:: WHAT IS EXPECTED ::
Using the records below, find every line that includes "label" and copy it.

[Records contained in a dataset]

◇ ◇ ◇ ◇ ◇ ◇ ◇

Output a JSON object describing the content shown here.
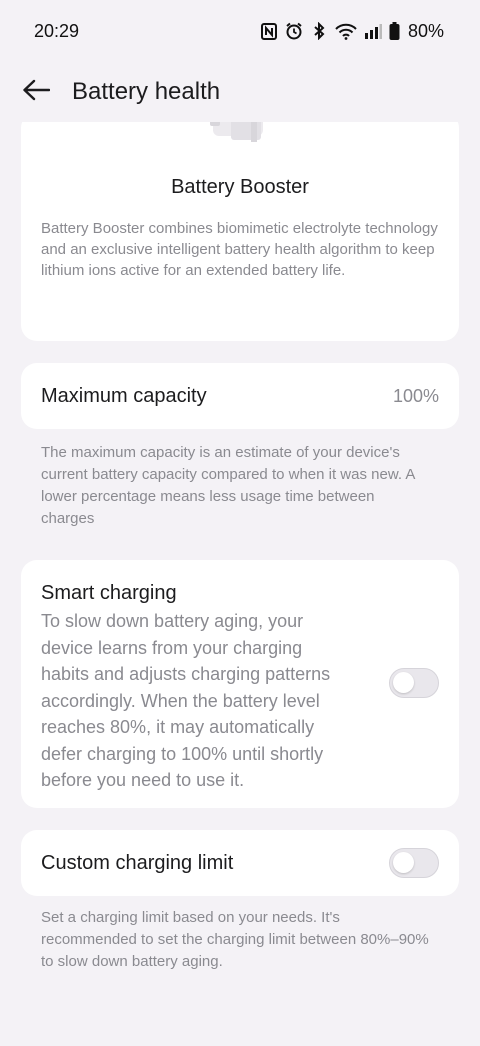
{
  "status_bar": {
    "time": "20:29",
    "icons": [
      "nfc-icon",
      "alarm-icon",
      "bluetooth-icon",
      "wifi-icon",
      "signal-icon",
      "battery-icon"
    ],
    "battery_percent": "80%"
  },
  "app_bar": {
    "title": "Battery health",
    "back_icon": "back-arrow-icon"
  },
  "booster": {
    "title": "Battery Booster",
    "description": "Battery Booster combines biomimetic electrolyte technology and an exclusive intelligent battery health algorithm to keep lithium ions active for an extended battery life."
  },
  "capacity": {
    "label": "Maximum capacity",
    "value": "100%",
    "caption": "The maximum capacity is an estimate of your device's current battery capacity compared to when it was new. A lower percentage means less usage time between charges"
  },
  "smart_charging": {
    "label": "Smart charging",
    "description": "To slow down battery aging, your device learns from your charging habits and adjusts charging patterns accordingly. When the battery level reaches 80%, it may automatically defer charging to 100% until shortly before you need to use it.",
    "enabled": false
  },
  "custom_limit": {
    "label": "Custom charging limit",
    "caption": "Set a charging limit based on your needs. It's recommended to set the charging limit between 80%–90% to slow down battery aging.",
    "enabled": false
  },
  "colors": {
    "background": "#f4f2f6",
    "card": "#ffffff",
    "primary_text": "#1c1c1e",
    "secondary_text": "#8a8a90",
    "toggle_off": "#e9e7ec"
  }
}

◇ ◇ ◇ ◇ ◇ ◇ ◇

:: SOLUTION TO THIS PROBLEM ::
    "label": "Maximum capacity",
    "label": "Smart charging",
    "label": "Custom charging limit",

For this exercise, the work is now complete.